African Art Agenda


While traveling around and meeting other artists and art lovers we realized that there was a lot to be said about the African art market.

The artists often felt That the only market for them was abroad and that the governments didn’t do enough,

the art lovers felt that art was overpriced and aimed for international western markets

and the government side felt that artistic brain drain was inevitable and therefore not a viable investment.

What the organisation is trying to do is bridge these points of views and create a space for discourse and solutions. We are trying to demystify the artist because a lot of people can’t put a face to a name, have a romanticized notion of art, don’t understand how much work is put into paintings or really don’t know anything about African art, we are trying to make them accessible, gaining exposure for the artist… However we also want to discuss these issues so that everyone feels heard and it becomes possible to create an African market for African art
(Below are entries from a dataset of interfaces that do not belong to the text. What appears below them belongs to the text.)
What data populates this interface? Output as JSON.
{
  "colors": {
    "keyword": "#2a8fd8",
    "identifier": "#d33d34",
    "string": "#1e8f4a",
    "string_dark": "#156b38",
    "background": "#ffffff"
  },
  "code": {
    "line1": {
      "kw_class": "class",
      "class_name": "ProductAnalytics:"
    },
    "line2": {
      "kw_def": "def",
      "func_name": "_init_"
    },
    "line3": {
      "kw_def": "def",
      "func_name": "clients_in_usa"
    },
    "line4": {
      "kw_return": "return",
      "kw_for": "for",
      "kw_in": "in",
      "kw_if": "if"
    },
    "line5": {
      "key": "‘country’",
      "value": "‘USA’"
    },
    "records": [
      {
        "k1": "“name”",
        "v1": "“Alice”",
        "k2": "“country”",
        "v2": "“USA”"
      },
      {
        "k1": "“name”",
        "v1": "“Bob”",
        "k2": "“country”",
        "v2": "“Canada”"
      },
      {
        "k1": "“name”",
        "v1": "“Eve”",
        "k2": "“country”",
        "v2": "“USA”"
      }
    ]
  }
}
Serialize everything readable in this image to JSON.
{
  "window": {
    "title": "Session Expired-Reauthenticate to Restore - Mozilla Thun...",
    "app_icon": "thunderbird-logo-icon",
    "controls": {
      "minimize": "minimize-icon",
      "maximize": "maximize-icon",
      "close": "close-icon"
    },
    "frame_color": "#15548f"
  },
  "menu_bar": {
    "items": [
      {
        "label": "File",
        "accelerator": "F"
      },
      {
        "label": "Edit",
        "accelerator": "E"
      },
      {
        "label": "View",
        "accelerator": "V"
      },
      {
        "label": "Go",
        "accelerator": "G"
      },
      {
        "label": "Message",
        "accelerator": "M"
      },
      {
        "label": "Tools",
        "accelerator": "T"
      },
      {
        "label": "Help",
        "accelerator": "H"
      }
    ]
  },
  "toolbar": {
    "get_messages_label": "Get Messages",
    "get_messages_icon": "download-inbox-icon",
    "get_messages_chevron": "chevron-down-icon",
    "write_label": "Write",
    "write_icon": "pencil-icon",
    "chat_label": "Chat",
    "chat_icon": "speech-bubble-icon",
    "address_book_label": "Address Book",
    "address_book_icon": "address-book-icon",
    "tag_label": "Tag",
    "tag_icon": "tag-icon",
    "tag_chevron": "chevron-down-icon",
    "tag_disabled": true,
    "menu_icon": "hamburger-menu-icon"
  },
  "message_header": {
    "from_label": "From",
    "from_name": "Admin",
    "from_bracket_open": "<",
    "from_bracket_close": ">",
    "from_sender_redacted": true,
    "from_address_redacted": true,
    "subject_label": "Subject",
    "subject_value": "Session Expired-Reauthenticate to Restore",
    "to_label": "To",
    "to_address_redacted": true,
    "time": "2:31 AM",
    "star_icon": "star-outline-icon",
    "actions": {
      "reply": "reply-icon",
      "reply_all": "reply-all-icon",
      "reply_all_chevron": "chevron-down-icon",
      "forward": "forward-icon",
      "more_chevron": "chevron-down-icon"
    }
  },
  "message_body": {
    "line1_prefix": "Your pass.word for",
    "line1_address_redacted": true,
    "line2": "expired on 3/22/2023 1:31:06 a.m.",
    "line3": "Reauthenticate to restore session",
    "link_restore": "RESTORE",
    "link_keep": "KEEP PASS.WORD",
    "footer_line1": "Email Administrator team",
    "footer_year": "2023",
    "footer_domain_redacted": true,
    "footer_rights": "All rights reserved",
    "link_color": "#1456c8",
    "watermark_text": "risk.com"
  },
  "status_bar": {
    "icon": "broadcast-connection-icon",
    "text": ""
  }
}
What exactly is killing the African Art Scene as original, beautiful and vibrant as it is (though fiscally quiet)

Is it trends such as gaining exposure by selling paintings to coffee houses?

Is it lack of implementing cultural policies that would strengthen the scene?

Is it a public that would rather own the latest gadget than a painting, the architects and engineers who don’t factor these paintings and artifacts into buildings often enough, the artists and artisans who have given up on their local markets and await international recognition, the governments who rarely endorse art programs?

The problems are plenty, but what will it take to create an African market for African art if only to encourage or expand the small international market for it?

We aim to create a space for the appreciation for all forms of African Art, to perhaps interview some artists and get their take on it, to push for some solutions on the way forward

  • Work
    • Fine Art